A Day in the Life of a Financial Analyst
Financial analysts gather information, assemble spreadsheets, write reports, and review all non-legal pertinent information about prospective deals. They examine the feasibility of a deal and prepare a plan of action based on financial analysis. Being an analyst requires a vigilant awareness of financial trends. Analysts have a heavy reading load, keeping abreast of news stories, market movements, and industry profiles in financial newspapers, magazines, and books. Most analyst jobs are in banking houses or for financial-advising firms, which means following corporate culture and wearing corporate dress. If a deal demands it, they must be prepared to travel anywhere for indeterminate lengths of time. Those who wish to rise in the industry should note the necessity of significant “face time,” attending social events and conferences and spending downtime with people in the profession, which can be expensive; this social circle tends to gravitate to high-priced attire and costly hobbies, habits, and diversions.
Analysts sacrifice a lot of control over their personal lives during their first few years, but few other entry-level positions provide the possibility of such a large payoff come year’s end.
Many employers use bonuses, which can be equal to or double the beginning analyst’s salary, to attract and hold intelligent personnel. Successful financial analysts become senior financial analysts or associates after three to four years of hard work at some firm. Those with strong client contacts and immaculate reputations start their own financial consulting firms. Many work as analysts for about three years and then return to school or move on to other positions in banking.
Financial analysts work long hours, and deadlines are strict. “When you have to get the job done, you get the job done. Period,” emphasized one. The occasional fifteen-hour day and night spent sleeping in the office is mitigated by the high degree of responsibility these analysts are given. The long hours breed a close kinship. Over 65 percent called their co-analysts extremely supportive, and many labeled them a “major reason” they were able to put up with the demanding work schedule. Most people become financial analysts because they feel it is the best way to immerse themselves in the world of finance and a great way to earn a lot of money. They’re right on both counts, but be aware that the immersion is complete and somewhat exclusive, and although people earn a lot of money, few have the free time to spend it all how they’d like to.

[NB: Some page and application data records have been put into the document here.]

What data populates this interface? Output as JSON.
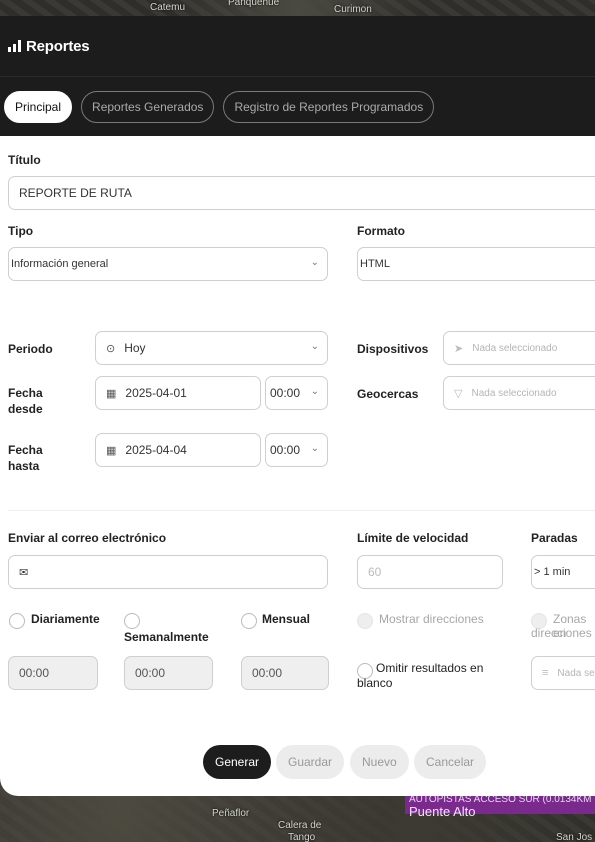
{
  "map": {
    "labels": [
      "Catemu",
      "Panquehue",
      "Curimon",
      "Peñaflor",
      "Calera de",
      "Tango",
      "Puente Alto",
      "San Jos"
    ],
    "route_tag": [
      "AUTOPISTAS ACCESO SUR (0.0134KM"
    ]
  },
  "header": {
    "title": "Reportes",
    "icon": "bar-chart-icon"
  },
  "tabs": [
    {
      "label": "Principal",
      "active": true
    },
    {
      "label": "Reportes Generados",
      "active": false
    },
    {
      "label": "Registro de Reportes Programados",
      "active": false
    }
  ],
  "form": {
    "titulo": {
      "label": "Título",
      "value": "REPORTE DE RUTA"
    },
    "tipo": {
      "label": "Tipo",
      "value": "Información general"
    },
    "formato": {
      "label": "Formato",
      "value": "HTML"
    },
    "periodo": {
      "label": "Periodo",
      "value": "Hoy"
    },
    "dispositivos": {
      "label": "Dispositivos",
      "placeholder": "Nada seleccionado"
    },
    "fecha_desde": {
      "label_1": "Fecha",
      "label_2": "desde",
      "date": "2025-04-01",
      "time": "00:00"
    },
    "geocercas": {
      "label": "Geocercas",
      "placeholder": "Nada seleccionado"
    },
    "fecha_hasta": {
      "label_1": "Fecha",
      "label_2": "hasta",
      "date": "2025-04-04",
      "time": "00:00"
    },
    "correo": {
      "label": "Enviar al correo electrónico",
      "value": ""
    },
    "limite_velocidad": {
      "label": "Límite de velocidad",
      "placeholder": "60"
    },
    "paradas": {
      "label": "Paradas",
      "value": "> 1 min"
    },
    "frecuencia": {
      "diariamente": {
        "label": "Diariamente",
        "time": "00:00"
      },
      "semanalmente": {
        "label": "Semanalmente",
        "time": "00:00"
      },
      "mensual": {
        "label": "Mensual",
        "time": "00:00"
      }
    },
    "mostrar_direcciones": {
      "label": "Mostrar direcciones"
    },
    "zonas_direcciones": {
      "label_1": "Zonas en",
      "label_2": "direcciones",
      "placeholder": "Nada se"
    },
    "omitir_resultados": {
      "label_1": "Omitir resultados en",
      "label_2": "blanco"
    }
  },
  "actions": {
    "generar": "Generar",
    "guardar": "Guardar",
    "nuevo": "Nuevo",
    "cancelar": "Cancelar"
  }
}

Paying Your Dues
Entry-level positions are highly competitive. A bachelor’s degree in any discipline is acceptable, so long as the potential analyst’s course of study demonstrates an ability to understand and work with numbers. Those with computer science, physical science, or biological science backgrounds may find the field more welcoming than do liberal arts majors. Business majors don’t necessarily have an advantage; each company trains the incoming class of financial analysts before they begin the job. To become a financial analyst you need to have a strong sense of purpose-it is not a job for those who are uncertain that their future lies in the financial world. Candidates must be able to meet and interact with clients, handle a heavy work load, prioritize and complete work under strict deadlines, work as part of a team, and work with computer spreadsheet and valuation programs. Many find the travel stimulating initially, but “after your third week in Jopbsug, Tennessee, at the ball-bearing plant, it gets old.”

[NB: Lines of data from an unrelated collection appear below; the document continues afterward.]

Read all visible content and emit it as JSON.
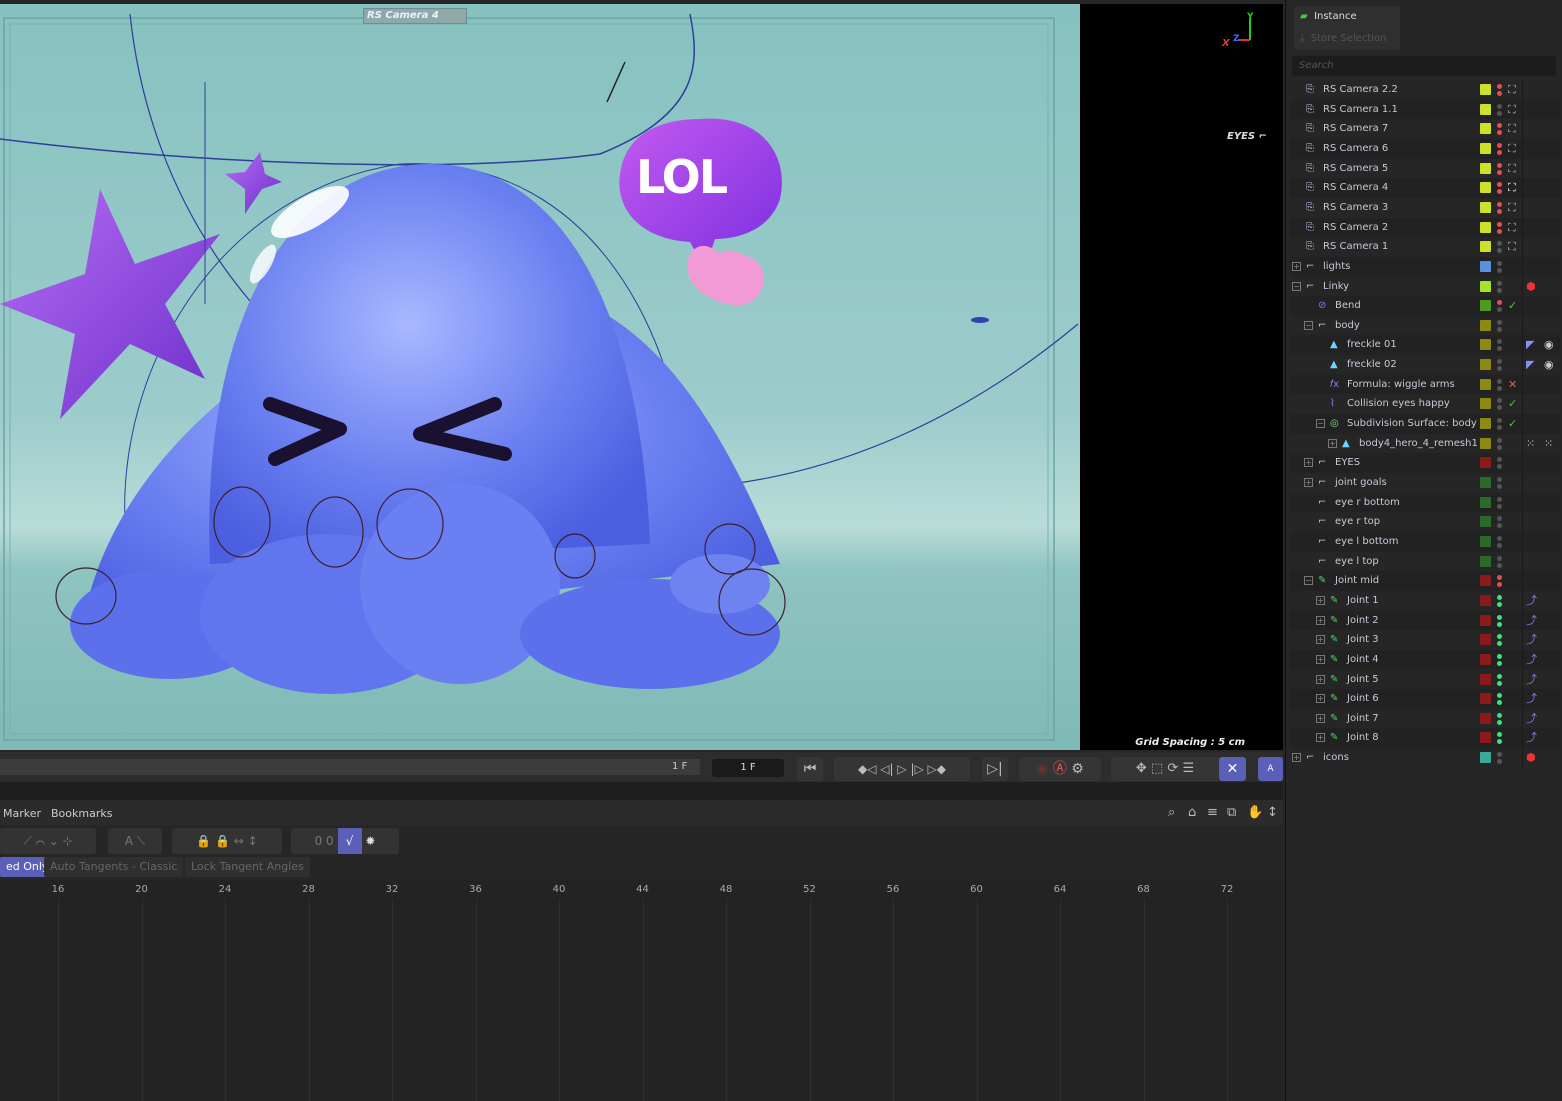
{
  "viewport": {
    "camera_label": "RS Camera 4",
    "bubble_text": "LOL",
    "eyes_label": "EYES",
    "grid_spacing": "Grid Spacing : 5 cm",
    "axis": {
      "x": "X",
      "y": "Y",
      "z": "Z"
    }
  },
  "timeline": {
    "frame_end": "1 F",
    "current_frame": "1 F",
    "buttons": [
      "go-to-start",
      "prev-key",
      "prev-frame",
      "play",
      "next-frame",
      "next-key",
      "go-to-end",
      "record",
      "autokey",
      "keyframe-settings",
      "key-pos",
      "key-scale",
      "key-rot",
      "key-param",
      "key-pla",
      "anim-layer"
    ],
    "active_color": "#5a5fb8"
  },
  "fcurve": {
    "menu": [
      "Marker",
      "Bookmarks"
    ],
    "options": [
      "ed Only",
      "Auto Tangents - Classic",
      "Lock Tangent Angles"
    ],
    "ruler": [
      "16",
      "20",
      "24",
      "28",
      "32",
      "36",
      "40",
      "44",
      "48",
      "52",
      "56",
      "60",
      "64",
      "68",
      "72"
    ]
  },
  "outliner": {
    "instance_label": "Instance",
    "store_selection_label": "Store Selection",
    "search_placeholder": "Search",
    "rows": [
      {
        "label": "RS Camera 2.2",
        "lvl": 0,
        "icon": "camera",
        "color": "#cde12c",
        "dots": [
          "#e05252",
          "#e05252"
        ],
        "tag": "camera-tag"
      },
      {
        "label": "RS Camera 1.1",
        "lvl": 0,
        "icon": "camera",
        "color": "#cde12c",
        "dots": [
          "#555",
          "#555"
        ],
        "tag": "camera-tag"
      },
      {
        "label": "RS Camera 7",
        "lvl": 0,
        "icon": "camera",
        "color": "#cde12c",
        "dots": [
          "#e05252",
          "#e05252"
        ],
        "tag": "camera-tag"
      },
      {
        "label": "RS Camera 6",
        "lvl": 0,
        "icon": "camera",
        "color": "#cde12c",
        "dots": [
          "#e05252",
          "#e05252"
        ],
        "tag": "camera-tag"
      },
      {
        "label": "RS Camera 5",
        "lvl": 0,
        "icon": "camera",
        "color": "#cde12c",
        "dots": [
          "#e05252",
          "#e05252"
        ],
        "tag": "camera-tag"
      },
      {
        "label": "RS Camera 4",
        "lvl": 0,
        "icon": "camera",
        "color": "#cde12c",
        "dots": [
          "#e05252",
          "#e05252"
        ],
        "tag": "camera-tag-active"
      },
      {
        "label": "RS Camera 3",
        "lvl": 0,
        "icon": "camera",
        "color": "#cde12c",
        "dots": [
          "#e05252",
          "#e05252"
        ],
        "tag": "camera-tag"
      },
      {
        "label": "RS Camera 2",
        "lvl": 0,
        "icon": "camera",
        "color": "#cde12c",
        "dots": [
          "#e05252",
          "#e05252"
        ],
        "tag": "camera-tag"
      },
      {
        "label": "RS Camera 1",
        "lvl": 0,
        "icon": "camera",
        "color": "#cde12c",
        "dots": [
          "#555",
          "#555"
        ],
        "tag": "camera-tag"
      },
      {
        "label": "lights",
        "lvl": 0,
        "icon": "null",
        "exp": "+",
        "color": "#5b8fe0",
        "dots": [
          "#555",
          "#555"
        ]
      },
      {
        "label": "Linky",
        "lvl": 0,
        "icon": "null",
        "exp": "-",
        "color": "#a6e22e",
        "dots": [
          "#555",
          "#555"
        ],
        "tag": "redshift-object-tag"
      },
      {
        "label": "Bend",
        "lvl": 1,
        "icon": "bend",
        "color": "#4c9a1e",
        "dots": [
          "#e05252",
          "#555"
        ],
        "tag": "check"
      },
      {
        "label": "body",
        "lvl": 1,
        "icon": "null",
        "exp": "-",
        "color": "#8d8a14",
        "dots": [
          "#555",
          "#555"
        ]
      },
      {
        "label": "freckle 01",
        "lvl": 2,
        "icon": "polygon",
        "color": "#8d8a14",
        "dots": [
          "#555",
          "#555"
        ],
        "tag": "selection-tag",
        "tag2": "material-tag"
      },
      {
        "label": "freckle 02",
        "lvl": 2,
        "icon": "polygon",
        "color": "#8d8a14",
        "dots": [
          "#555",
          "#555"
        ],
        "tag": "selection-tag",
        "tag2": "material-tag"
      },
      {
        "label": "Formula: wiggle arms",
        "lvl": 2,
        "icon": "formula",
        "color": "#8d8a14",
        "dots": [
          "#555",
          "#555"
        ],
        "tag": "cross"
      },
      {
        "label": "Collision eyes happy",
        "lvl": 2,
        "icon": "collision",
        "color": "#8d8a14",
        "dots": [
          "#555",
          "#555"
        ],
        "tag": "check"
      },
      {
        "label": "Subdivision Surface: body",
        "lvl": 2,
        "icon": "subdivision",
        "exp": "-",
        "color": "#8d8a14",
        "dots": [
          "#555",
          "#555"
        ],
        "tag": "check"
      },
      {
        "label": "body4_hero_4_remesh1",
        "lvl": 3,
        "icon": "polygon",
        "exp": "+",
        "color": "#8d8a14",
        "dots": [
          "#555",
          "#555"
        ],
        "tag": "point-selection-tag",
        "tag2": "point-selection-tag"
      },
      {
        "label": "EYES",
        "lvl": 1,
        "icon": "null",
        "exp": "+",
        "color": "#8b1a1a",
        "dots": [
          "#555",
          "#555"
        ]
      },
      {
        "label": "joint goals",
        "lvl": 1,
        "icon": "null",
        "exp": "+",
        "color": "#2a6a2a",
        "dots": [
          "#555",
          "#555"
        ]
      },
      {
        "label": "eye  r bottom",
        "lvl": 1,
        "icon": "null",
        "color": "#2a6a2a",
        "dots": [
          "#555",
          "#555"
        ]
      },
      {
        "label": "eye r top",
        "lvl": 1,
        "icon": "null",
        "color": "#2a6a2a",
        "dots": [
          "#555",
          "#555"
        ]
      },
      {
        "label": "eye  l bottom",
        "lvl": 1,
        "icon": "null",
        "color": "#2a6a2a",
        "dots": [
          "#555",
          "#555"
        ]
      },
      {
        "label": "eye l top",
        "lvl": 1,
        "icon": "null",
        "color": "#2a6a2a",
        "dots": [
          "#555",
          "#555"
        ]
      },
      {
        "label": "Joint mid",
        "lvl": 1,
        "icon": "joint",
        "exp": "-",
        "color": "#8b1a1a",
        "dots": [
          "#e05252",
          "#e05252"
        ]
      },
      {
        "label": "Joint 1",
        "lvl": 2,
        "icon": "joint",
        "exp": "+",
        "color": "#8b1a1a",
        "dots": [
          "#3de27a",
          "#3de27a"
        ],
        "tag": "ik-tag"
      },
      {
        "label": "Joint 2",
        "lvl": 2,
        "icon": "joint",
        "exp": "+",
        "color": "#8b1a1a",
        "dots": [
          "#3de27a",
          "#3de27a"
        ],
        "tag": "ik-tag"
      },
      {
        "label": "Joint 3",
        "lvl": 2,
        "icon": "joint",
        "exp": "+",
        "color": "#8b1a1a",
        "dots": [
          "#3de27a",
          "#3de27a"
        ],
        "tag": "ik-tag"
      },
      {
        "label": "Joint 4",
        "lvl": 2,
        "icon": "joint",
        "exp": "+",
        "color": "#8b1a1a",
        "dots": [
          "#3de27a",
          "#3de27a"
        ],
        "tag": "ik-tag"
      },
      {
        "label": "Joint 5",
        "lvl": 2,
        "icon": "joint",
        "exp": "+",
        "color": "#8b1a1a",
        "dots": [
          "#3de27a",
          "#3de27a"
        ],
        "tag": "ik-tag"
      },
      {
        "label": "Joint 6",
        "lvl": 2,
        "icon": "joint",
        "exp": "+",
        "color": "#8b1a1a",
        "dots": [
          "#3de27a",
          "#3de27a"
        ],
        "tag": "ik-tag"
      },
      {
        "label": "Joint 7",
        "lvl": 2,
        "icon": "joint",
        "exp": "+",
        "color": "#8b1a1a",
        "dots": [
          "#3de27a",
          "#3de27a"
        ],
        "tag": "ik-tag"
      },
      {
        "label": "Joint 8",
        "lvl": 2,
        "icon": "joint",
        "exp": "+",
        "color": "#8b1a1a",
        "dots": [
          "#3de27a",
          "#3de27a"
        ],
        "tag": "ik-tag"
      },
      {
        "label": "icons",
        "lvl": 0,
        "icon": "null",
        "exp": "+",
        "color": "#3aaa9a",
        "dots": [
          "#555",
          "#555"
        ],
        "tag": "redshift-object-tag"
      }
    ]
  }
}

Present and Future
The obligations of today’s financial analyst were covered by more experienced individuals as late as the 1970s, but with rapid deregulation of ownership in industries in the early 1980s and the rapid growth of the financial sector during those same years, the need arose for a structured and continuing stream of intensively trained professionals familiar with the financial industry. Larger firms, which consolidated their programs in the early 1990s, are cautiously beginning to expand them again, finding opportunities in such new and developing industries as software development, biotechnology, and aerospace technologies.
Quality of Life
PRESENT AND FUTURE
Long hours, low base pay, and a fair amount of responsibility characterize the early years. Analysts travel, pore through documents, meet with clients (on a highly supervised basis) and prepare valuation analyses. They work together on teams that are rotated quickly when needed. Lack of control over hours and personal life are common in the first two years. The burnout rate is surprisingly low in the beginning-around eight percent-because most who enter the industry have few illusions about the demands the job will place on them.
FIVE YEARS OUT
At the five-year mark, those who remain have achieved the rank of “associate” or “senior financial analyst.” Responsibilities shift from producing to pitching, and client contact increases. Many study for professional degrees during these years. Over 70 percent of those who began in the field have either changed firms, returned to school, or changed jobs within the industry. While loyalty is tangible between analysts, the same sense of fidelity doesn’t seem to apply to the companies that employ them. Salaries remain relatively stable but bonuses, which once were merely large, can become astronomical; hours, for those who are successful, can actually increase.
TEN YEARS OUT
Successful financial analysts have moved on to vice-presidential positions in the investment banking, financial analysis, or valuation departments of the company. While bonuses still account for the bulk of income, salaries are significant as well. Hours can decrease but responsibility increases and pressure develops to solicit new business. Responsibilities also include personnel decisions and hiring.